The global Internet consists of Autonomous Systems

(AS) interconnected with each other:
- Collection of routers under same administrative control, all
running the same routing protocol among themselves.
Stub AS: only one connection to another AS (small company)
-
Mulithomed AS: multiple connections to other AS. No transit.
-
(large corporation)
- Transit AS: hooking many AS together (provider)
Two-Level Routing Why are there different Protocols?
1-
Copyright © 2005 Pearson Addison-Wesley. All rights reserved.
Intra-AS Routing (RIP/DV, OSPF/LS, IGRP/DV) Policy:
• •
- administrator responsible for the choice of routing protocol. - Inter-AS: control over how traffic is routed, and who routes
through the network.
Inter-AS Routing (BGP)

- Intra-AS: single admin, so no policy decisions needed.
Scale:
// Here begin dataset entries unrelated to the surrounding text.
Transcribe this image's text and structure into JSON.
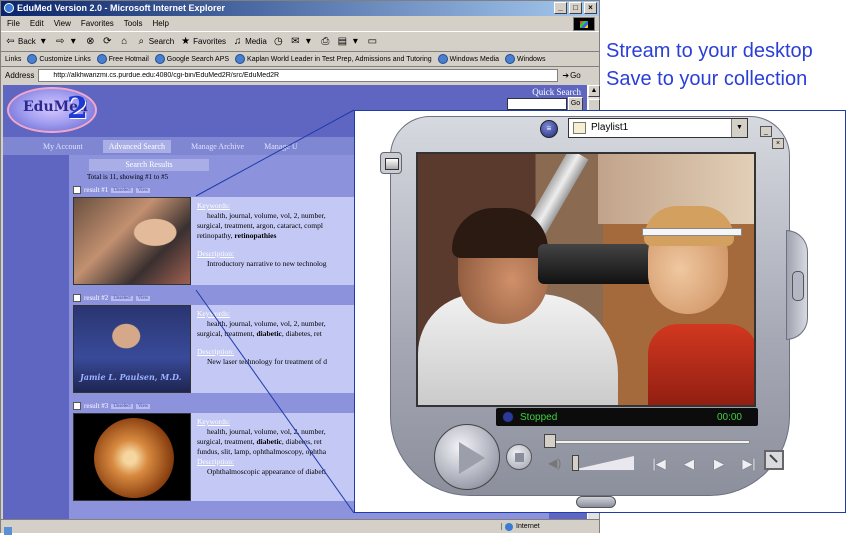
{
  "browser": {
    "title": "EduMed Version 2.0 - Microsoft Internet Explorer",
    "menu": [
      "File",
      "Edit",
      "View",
      "Favorites",
      "Tools",
      "Help"
    ],
    "toolbar": {
      "back": "Back",
      "search": "Search",
      "favorites": "Favorites",
      "media": "Media"
    },
    "links_label": "Links",
    "links": [
      "Customize Links",
      "Free Hotmail",
      "Google Search APS",
      "Kaplan World Leader in Test Prep, Admissions and Tutoring",
      "Windows Media",
      "Windows"
    ],
    "address_label": "Address",
    "address": "http://alkhwarizmi.cs.purdue.edu:4080/cgi-bin/EduMed2R/src/EduMed2R",
    "go_label": "Go",
    "status_zone": "Internet"
  },
  "page": {
    "logo_text": "EduMed",
    "logo_num": "2",
    "quick_search_label": "Quick Search",
    "quick_search_go": "Go",
    "nav": [
      "My Account",
      "Advanced Search",
      "Manage Archive",
      "Manage U"
    ],
    "search_results_label": "Search Results",
    "total_text": "Total is 11, showing #1 to #5",
    "result_btns": [
      "Unselect",
      "View"
    ],
    "keywords_label": "Keywords:",
    "description_label": "Description:",
    "results": [
      {
        "title": "result #1",
        "kw1": "health, journal, volume, vol, 2, number,",
        "kw2": "surgical, treatment, argon, cataract, compl",
        "kw3a": "retinopathy, ",
        "kw3b": "retinopathies",
        "desc": "Introductory narrative to new technolog"
      },
      {
        "title": "result #2",
        "kw1": "health, journal, volume, vol, 2, number,",
        "kw2a": "surgical, treatment, ",
        "kw2b": "diabetic",
        "kw2c": ", diabetes, ret",
        "desc": "New laser technology for treatment of d",
        "thumb_caption": "Jamie L. Paulsen, M.D."
      },
      {
        "title": "result #3",
        "kw1": "health, journal, volume, vol, 2, number,",
        "kw2a": "surgical, treatment, ",
        "kw2b": "diabetic",
        "kw2c": ", diabetes, ret",
        "kw3": "fundus, slit, lamp, ophthalmoscopy, ophtha",
        "desc": "Ophthalmoscopic appearance of diabeti"
      }
    ]
  },
  "promo": {
    "line1": "Stream to your desktop",
    "line2": "Save to your collection",
    "color": "#2b3fd8"
  },
  "player": {
    "playlist": "Playlist1",
    "status": "Stopped",
    "time": "00:00",
    "status_color": "#3fd13f",
    "volume": 0.0,
    "seek_position": 0.0
  }
}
- hierarchical routing saves table size, reduced update traffic.
Performance:

- Intra-AS: can focus on performance
- Inter-AS: scalability and policy dominate over performance.
Copyright © 2005 Pearson Addison-Wesley. All rights reserved. 4-IPv4 Addressing
An IP address is an identifier for a host/router

interface.
- Interface: connection between host/router and physical link
- Routers have several interfaces, hosts can have several
interfaces.
IPv4 Address Structure Interface Addresses and Subnets
4-
Copyright © 2005 Pearson Addison-Wesley. All rights reserved.
IPv4 Addresses: 32 bit
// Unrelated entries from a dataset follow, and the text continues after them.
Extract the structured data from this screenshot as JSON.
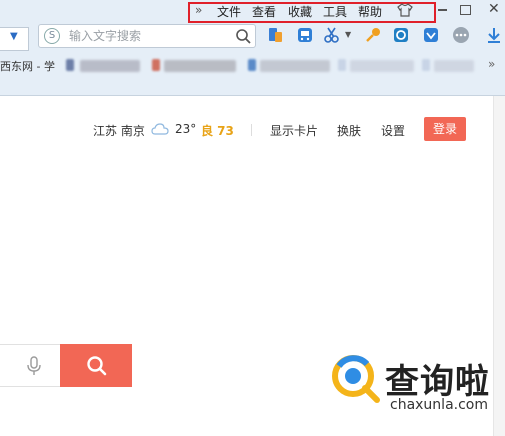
{
  "menu": {
    "chevron": "»",
    "items": [
      "文件",
      "查看",
      "收藏",
      "工具",
      "帮助"
    ],
    "skin_icon": "shirt-icon"
  },
  "window_controls": {
    "minimize": "—",
    "maximize": "□",
    "close": "✕"
  },
  "toolbar": {
    "search_placeholder": "输入文字搜索",
    "search_logo": "S",
    "icons": [
      "phone-sync-icon",
      "translate-icon",
      "scissors-icon",
      "key-icon",
      "reader-icon",
      "shield-icon",
      "more-icon",
      "download-icon"
    ]
  },
  "bookmarks": {
    "first_label": "西东网 - 学",
    "more": "»"
  },
  "page": {
    "location": "江苏 南京",
    "temperature": "23°",
    "aqi_label": "良 73",
    "show_card": "显示卡片",
    "skin": "换肤",
    "settings": "设置",
    "login": "登录"
  },
  "watermark": {
    "text": "查询啦",
    "url": "chaxunla.com"
  },
  "colors": {
    "highlight_border": "#e0202a",
    "accent": "#f26755",
    "aqi": "#e8a317"
  }
}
A Router (layer 3)
Human readable form: a.b.c.d (where a,b,c,d are 8bit values)

connects layer 2 networks.
example: 130.238.8.176
These networks are also
called Subnet and have
network/prefix host
their own network id.
x bits 32-x bits
Routing is only based on the network identifier.

- prefix = x MSB of the address (x: mask)
- we use the following notation for the prefix: a.b.c.d/x
in Windows the mask has the form of e.g., 255.255.255.0 (=/24)
-
4-
Copyright © 2005 Pearson Addison-Wesley. All rights reserved.Routing Table Example Forwarding Policy
Routing Table at router R2 (simplified)
check if destination address matches the prefix of the
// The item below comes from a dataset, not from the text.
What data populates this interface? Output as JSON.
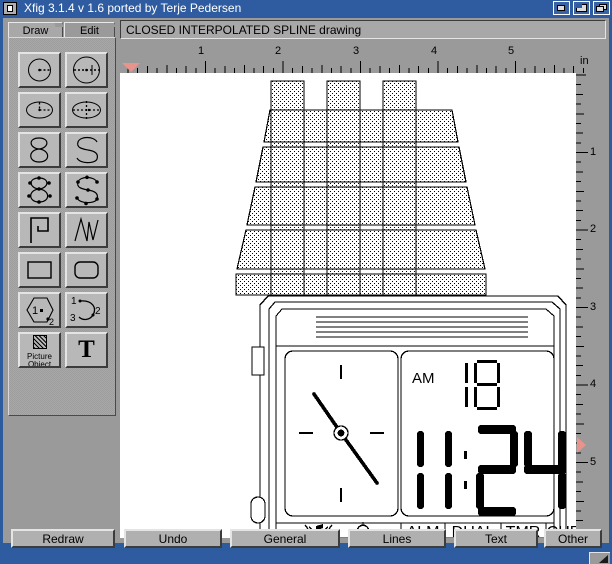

subnet next hop L2 if
incoming network interface:
223.1.1.0/24 223.1.9.2 3
- if it does: pass packet to transport layer (node is destination)
233.1.2.0/24 -* 1
- else drop packet (the destination is on same network, no
223.1.3.0/24 223.1.8.0 2
forwarding required)
223.1.7.0/24 223.1.8.0 2
223.1.8.0/24 -* 2
else, choose longest matching prefix in routing table.

223.1.9.0/24 -* 3
forward packet based on next hop information.

3
prefix
2
1
* this subnet is directly connected to the router.
Copyright © 2005 Pearson Addison-Wesley. All rights reserved. 4-
Default Router Address Resolution Protocol (ARP)
Entry in the routing table of a host or router, Translation between network-layer addresses and link-
• •
specifying to which router a message that does not layer addresses.
130.238.8.100 > 49-BD-D2-C7-56-2A
match any prefix should be forwarded to.
Resolution on same local link only (not-end-to end):
Usually a gateway to other networks, e.g., the Internet.


“who has 130.238.8.100, tell 130.238.8.123”
“reply 130.238.8.100 is at 49-BD-D2-C7-56-2A”
Resolution at every router!

Cache to avoid ARP request for every single packet

(expires after ca. 20 minutes)Configuration on a Host Hierarchy - a Key to Scalability
Hierarchical Naming

domain names: uu.se, it.uu.se
-
network/prefix host
fully qualified domain names: rama.it.uu.se, www.google.com
-
size: x bits
Domain Name System
-
Hierarchical Addressing

Address: network/prefix, host > identifyer

- use of prefixes: 220.23.16.0/20, 200.23.16.0/23
Network mask > recognise prefix (network)

- IPv4 Addresses
Default router > router for traffic not on same netw.

DNS server Hierarchical Routing
• •
- tightly related to addressing
- Autonomous Systems (intra-AS and inter-AS routing)
Hierarchical Addresses Network Address Allocation
Example without guarantee
sunet.se
130.242.88.17/11
242: 11110010
uu.se
130.238.0.0/16
238: 11101110
it.uu.se
130.238.8.0/24
student.uu.se
130.238.5.0/24
4-
Copyright © 2005 Pearson Addison-Wesley. All rights reserved.Network Address Allocation More Addresses...
Allocation of prefixes is necessary for routing

efficiency but inefficient in terms of address usage.
IPv6

Extended addressing capabilities (net|id, id unique)
-
Streamlined header (40 Bytes)
-
Flow labelling and priority
-
Network Address Translation (NAT)

IP addresses have only a local scope
-
10.0.0.0/8 , 192.168.0.0/16 (“non routable” addresses)
Typical home/student network.
-
Note: It is not the goal to improve address usage efficiency.

How does an IPS get a block of addresses?
ICANN: Internet Corporation for Assigned Names and Numbers
Alternative Routing Approaches
Copyright © 2005 Pearson Addison-Wesley. All rights reserved. 4-
Label Switching

- Hop-by-hop addresses (labels)
- Example: Multiprotocol Label Switching (MPLS)
Probabilistic Routing

The routing table indicates the probability to deliver to the
-
destination based on prior experience.
- Forward a message if higher probability than previous hop.
- Example: Prophet routing protocol (Sami Network
Connectivity)
Content Routing

Finding information rather than a specific address.
-